[[ MATERIAL FOR THIS EXERCISE, beginning ]]

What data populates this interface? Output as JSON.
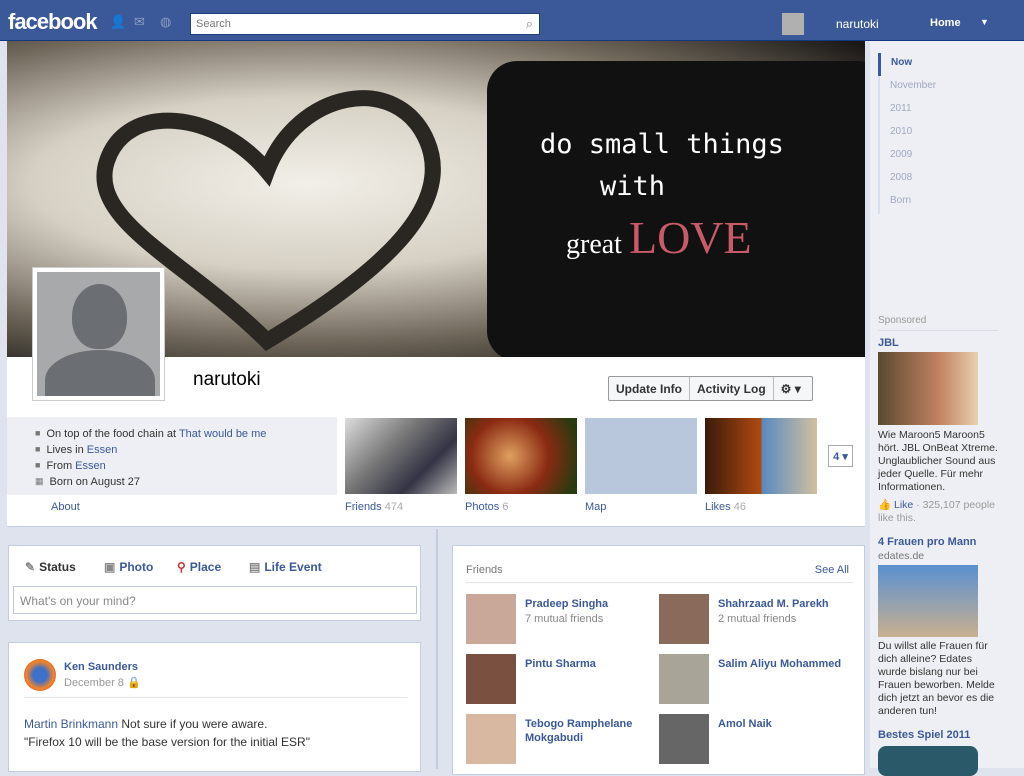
{
  "topbar": {
    "logo": "facebook",
    "search_placeholder": "Search",
    "user": "narutoki",
    "home": "Home"
  },
  "cover": {
    "line1": "do small things",
    "line2": "with",
    "line3_a": "great ",
    "line3_b": "LOVE"
  },
  "profile": {
    "name": "narutoki",
    "buttons": {
      "update_info": "Update Info",
      "activity_log": "Activity Log"
    },
    "info": [
      {
        "text": "On top of the food chain at ",
        "link": "That would be me"
      },
      {
        "text": "Lives in ",
        "link": "Essen"
      },
      {
        "text": "From ",
        "link": "Essen"
      },
      {
        "text": "Born on August 27",
        "link": ""
      }
    ],
    "about": "About",
    "tiles": [
      {
        "label": "Friends",
        "count": "474"
      },
      {
        "label": "Photos",
        "count": "6"
      },
      {
        "label": "Map",
        "count": ""
      },
      {
        "label": "Likes",
        "count": "46"
      }
    ],
    "more": "4"
  },
  "composer": {
    "tabs": [
      "Status",
      "Photo",
      "Place",
      "Life Event"
    ],
    "placeholder": "What's on your mind?"
  },
  "post": {
    "author": "Ken Saunders",
    "date": "December 8",
    "mention": "Martin Brinkmann",
    "text1": " Not sure if you were aware.",
    "text2": "\"Firefox 10 will be the base version for the initial ESR\""
  },
  "friends": {
    "title": "Friends",
    "see_all": "See All",
    "items": [
      {
        "name": "Pradeep Singha",
        "mutual": "7 mutual friends"
      },
      {
        "name": "Shahrzaad M. Parekh",
        "mutual": "2 mutual friends"
      },
      {
        "name": "Pintu Sharma",
        "mutual": ""
      },
      {
        "name": "Salim Aliyu Mohammed",
        "mutual": ""
      },
      {
        "name": "Tebogo Ramphelane Mokgabudi",
        "mutual": ""
      },
      {
        "name": "Amol Naik",
        "mutual": ""
      }
    ]
  },
  "timeline_nav": [
    "Now",
    "November",
    "2011",
    "2010",
    "2009",
    "2008",
    "Born"
  ],
  "ads": {
    "sponsored": "Sponsored",
    "ad1": {
      "title": "JBL",
      "text": "Wie Maroon5 Maroon5 hört. JBL OnBeat Xtreme. Unglaublicher Sound aus jeder Quelle. Für mehr Informationen.",
      "like": "Like",
      "likes": " · 325,107 people like this."
    },
    "ad2": {
      "title": "4 Frauen pro Mann",
      "domain": "edates.de",
      "text": "Du willst alle Frauen für dich alleine? Edates wurde bislang nur bei Frauen beworben. Melde dich jetzt an bevor es die anderen tun!"
    },
    "ad3": {
      "title": "Bestes Spiel 2011"
    }
  }
}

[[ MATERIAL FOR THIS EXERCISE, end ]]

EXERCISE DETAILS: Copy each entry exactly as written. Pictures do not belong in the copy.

ANSWER FOR THE TASK:
What data populates this interface? Output as JSON.
{
  "topbar": {
    "logo": "facebook",
    "search_placeholder": "Search",
    "user": "narutoki",
    "home": "Home"
  },
  "cover": {
    "line1": "do small things",
    "line2": "with",
    "line3_a": "great ",
    "line3_b": "LOVE"
  },
  "profile": {
    "name": "narutoki",
    "buttons": {
      "update_info": "Update Info",
      "activity_log": "Activity Log"
    },
    "info": [
      {
        "text": "On top of the food chain at ",
        "link": "That would be me"
      },
      {
        "text": "Lives in ",
        "link": "Essen"
      },
      {
        "text": "From ",
        "link": "Essen"
      },
      {
        "text": "Born on August 27",
        "link": ""
      }
    ],
    "about": "About",
    "tiles": [
      {
        "label": "Friends",
        "count": "474"
      },
      {
        "label": "Photos",
        "count": "6"
      },
      {
        "label": "Map",
        "count": ""
      },
      {
        "label": "Likes",
        "count": "46"
      }
    ],
    "more": "4"
  },
  "composer": {
    "tabs": [
      "Status",
      "Photo",
      "Place",
      "Life Event"
    ],
    "placeholder": "What's on your mind?"
  },
  "post": {
    "author": "Ken Saunders",
    "date": "December 8",
    "mention": "Martin Brinkmann",
    "text1": " Not sure if you were aware.",
    "text2": "\"Firefox 10 will be the base version for the initial ESR\""
  },
  "friends": {
    "title": "Friends",
    "see_all": "See All",
    "items": [
      {
        "name": "Pradeep Singha",
        "mutual": "7 mutual friends"
      },
      {
        "name": "Shahrzaad M. Parekh",
        "mutual": "2 mutual friends"
      },
      {
        "name": "Pintu Sharma",
        "mutual": ""
      },
      {
        "name": "Salim Aliyu Mohammed",
        "mutual": ""
      },
      {
        "name": "Tebogo Ramphelane Mokgabudi",
        "mutual": ""
      },
      {
        "name": "Amol Naik",
        "mutual": ""
      }
    ]
  },
  "timeline_nav": [
    "Now",
    "November",
    "2011",
    "2010",
    "2009",
    "2008",
    "Born"
  ],
  "ads": {
    "sponsored": "Sponsored",
    "ad1": {
      "title": "JBL",
      "text": "Wie Maroon5 Maroon5 hört. JBL OnBeat Xtreme. Unglaublicher Sound aus jeder Quelle. Für mehr Informationen.",
      "like": "Like",
      "likes": " · 325,107 people like this."
    },
    "ad2": {
      "title": "4 Frauen pro Mann",
      "domain": "edates.de",
      "text": "Du willst alle Frauen für dich alleine? Edates wurde bislang nur bei Frauen beworben. Melde dich jetzt an bevor es die anderen tun!"
    },
    "ad3": {
      "title": "Bestes Spiel 2011"
    }
  }
}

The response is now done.